• Dataset:
★ ★ ★ ★ ★ ★ ★

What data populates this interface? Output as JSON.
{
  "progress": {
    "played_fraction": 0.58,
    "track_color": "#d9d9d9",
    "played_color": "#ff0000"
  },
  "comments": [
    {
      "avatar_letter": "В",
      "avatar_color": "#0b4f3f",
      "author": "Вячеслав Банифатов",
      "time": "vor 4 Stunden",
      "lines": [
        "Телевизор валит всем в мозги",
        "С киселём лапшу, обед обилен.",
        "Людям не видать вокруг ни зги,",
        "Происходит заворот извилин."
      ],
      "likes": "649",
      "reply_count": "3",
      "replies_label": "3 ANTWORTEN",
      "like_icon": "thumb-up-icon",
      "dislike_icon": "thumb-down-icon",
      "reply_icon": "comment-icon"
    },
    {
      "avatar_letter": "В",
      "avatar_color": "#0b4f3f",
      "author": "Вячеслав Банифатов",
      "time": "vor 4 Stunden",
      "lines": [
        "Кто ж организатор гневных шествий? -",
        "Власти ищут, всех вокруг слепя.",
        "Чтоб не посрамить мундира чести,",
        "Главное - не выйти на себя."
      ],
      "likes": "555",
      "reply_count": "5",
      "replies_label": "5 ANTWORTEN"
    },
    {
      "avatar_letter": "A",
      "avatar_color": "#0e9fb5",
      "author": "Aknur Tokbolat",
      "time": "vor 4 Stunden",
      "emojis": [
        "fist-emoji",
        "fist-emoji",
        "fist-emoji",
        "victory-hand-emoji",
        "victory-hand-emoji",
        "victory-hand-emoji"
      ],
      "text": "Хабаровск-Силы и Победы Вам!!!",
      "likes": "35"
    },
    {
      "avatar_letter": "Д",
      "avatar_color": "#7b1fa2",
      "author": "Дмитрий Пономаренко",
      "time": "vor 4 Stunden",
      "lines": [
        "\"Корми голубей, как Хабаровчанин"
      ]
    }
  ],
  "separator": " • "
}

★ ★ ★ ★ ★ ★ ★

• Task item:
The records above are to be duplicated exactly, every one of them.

• Exercise answer:
What data populates this interface? Output as JSON.
{
  "progress": {
    "played_fraction": 0.58,
    "track_color": "#d9d9d9",
    "played_color": "#ff0000"
  },
  "comments": [
    {
      "avatar_letter": "В",
      "avatar_color": "#0b4f3f",
      "author": "Вячеслав Банифатов",
      "time": "vor 4 Stunden",
      "lines": [
        "Телевизор валит всем в мозги",
        "С киселём лапшу, обед обилен.",
        "Людям не видать вокруг ни зги,",
        "Происходит заворот извилин."
      ],
      "likes": "649",
      "reply_count": "3",
      "replies_label": "3 ANTWORTEN",
      "like_icon": "thumb-up-icon",
      "dislike_icon": "thumb-down-icon",
      "reply_icon": "comment-icon"
    },
    {
      "avatar_letter": "В",
      "avatar_color": "#0b4f3f",
      "author": "Вячеслав Банифатов",
      "time": "vor 4 Stunden",
      "lines": [
        "Кто ж организатор гневных шествий? -",
        "Власти ищут, всех вокруг слепя.",
        "Чтоб не посрамить мундира чести,",
        "Главное - не выйти на себя."
      ],
      "likes": "555",
      "reply_count": "5",
      "replies_label": "5 ANTWORTEN"
    },
    {
      "avatar_letter": "A",
      "avatar_color": "#0e9fb5",
      "author": "Aknur Tokbolat",
      "time": "vor 4 Stunden",
      "emojis": [
        "fist-emoji",
        "fist-emoji",
        "fist-emoji",
        "victory-hand-emoji",
        "victory-hand-emoji",
        "victory-hand-emoji"
      ],
      "text": "Хабаровск-Силы и Победы Вам!!!",
      "likes": "35"
    },
    {
      "avatar_letter": "Д",
      "avatar_color": "#7b1fa2",
      "author": "Дмитрий Пономаренко",
      "time": "vor 4 Stunden",
      "lines": [
        "\"Корми голубей, как Хабаровчанин"
      ]
    }
  ],
  "separator": " • "
}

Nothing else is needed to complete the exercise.